[Start of section]

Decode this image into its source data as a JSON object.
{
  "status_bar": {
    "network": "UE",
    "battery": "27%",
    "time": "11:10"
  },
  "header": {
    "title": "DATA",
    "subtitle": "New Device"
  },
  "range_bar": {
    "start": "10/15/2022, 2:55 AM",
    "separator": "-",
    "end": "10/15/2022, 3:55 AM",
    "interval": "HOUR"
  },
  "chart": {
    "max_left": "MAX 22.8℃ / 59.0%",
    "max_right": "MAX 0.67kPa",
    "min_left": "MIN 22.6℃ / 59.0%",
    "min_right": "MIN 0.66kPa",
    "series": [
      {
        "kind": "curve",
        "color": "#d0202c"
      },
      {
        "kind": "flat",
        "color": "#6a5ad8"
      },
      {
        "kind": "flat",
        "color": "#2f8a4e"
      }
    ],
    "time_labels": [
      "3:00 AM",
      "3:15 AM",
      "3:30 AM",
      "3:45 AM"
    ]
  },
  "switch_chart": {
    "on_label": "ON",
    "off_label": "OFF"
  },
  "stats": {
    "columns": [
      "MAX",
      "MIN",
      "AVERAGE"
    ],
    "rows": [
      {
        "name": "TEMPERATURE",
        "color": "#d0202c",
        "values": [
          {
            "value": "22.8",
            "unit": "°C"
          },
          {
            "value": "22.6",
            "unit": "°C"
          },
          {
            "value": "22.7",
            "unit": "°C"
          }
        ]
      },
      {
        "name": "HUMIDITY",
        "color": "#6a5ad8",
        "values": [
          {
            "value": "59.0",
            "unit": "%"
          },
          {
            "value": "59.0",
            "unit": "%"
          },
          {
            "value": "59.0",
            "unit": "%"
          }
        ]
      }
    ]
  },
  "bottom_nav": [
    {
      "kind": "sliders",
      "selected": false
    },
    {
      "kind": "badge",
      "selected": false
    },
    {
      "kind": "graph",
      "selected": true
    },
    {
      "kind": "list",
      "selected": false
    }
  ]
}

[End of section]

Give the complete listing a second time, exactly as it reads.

(Response)
Decode this image into its source data as a JSON object.
{
  "status_bar": {
    "network": "UE",
    "battery": "27%",
    "time": "11:10"
  },
  "header": {
    "title": "DATA",
    "subtitle": "New Device"
  },
  "range_bar": {
    "start": "10/15/2022, 2:55 AM",
    "separator": "-",
    "end": "10/15/2022, 3:55 AM",
    "interval": "HOUR"
  },
  "chart": {
    "max_left": "MAX 22.8℃ / 59.0%",
    "max_right": "MAX 0.67kPa",
    "min_left": "MIN 22.6℃ / 59.0%",
    "min_right": "MIN 0.66kPa",
    "series": [
      {
        "kind": "curve",
        "color": "#d0202c"
      },
      {
        "kind": "flat",
        "color": "#6a5ad8"
      },
      {
        "kind": "flat",
        "color": "#2f8a4e"
      }
    ],
    "time_labels": [
      "3:00 AM",
      "3:15 AM",
      "3:30 AM",
      "3:45 AM"
    ]
  },
  "switch_chart": {
    "on_label": "ON",
    "off_label": "OFF"
  },
  "stats": {
    "columns": [
      "MAX",
      "MIN",
      "AVERAGE"
    ],
    "rows": [
      {
        "name": "TEMPERATURE",
        "color": "#d0202c",
        "values": [
          {
            "value": "22.8",
            "unit": "°C"
          },
          {
            "value": "22.6",
            "unit": "°C"
          },
          {
            "value": "22.7",
            "unit": "°C"
          }
        ]
      },
      {
        "name": "HUMIDITY",
        "color": "#6a5ad8",
        "values": [
          {
            "value": "59.0",
            "unit": "%"
          },
          {
            "value": "59.0",
            "unit": "%"
          },
          {
            "value": "59.0",
            "unit": "%"
          }
        ]
      }
    ]
  },
  "bottom_nav": [
    {
      "kind": "sliders",
      "selected": false
    },
    {
      "kind": "badge",
      "selected": false
    },
    {
      "kind": "graph",
      "selected": true
    },
    {
      "kind": "list",
      "selected": false
    }
  ]
}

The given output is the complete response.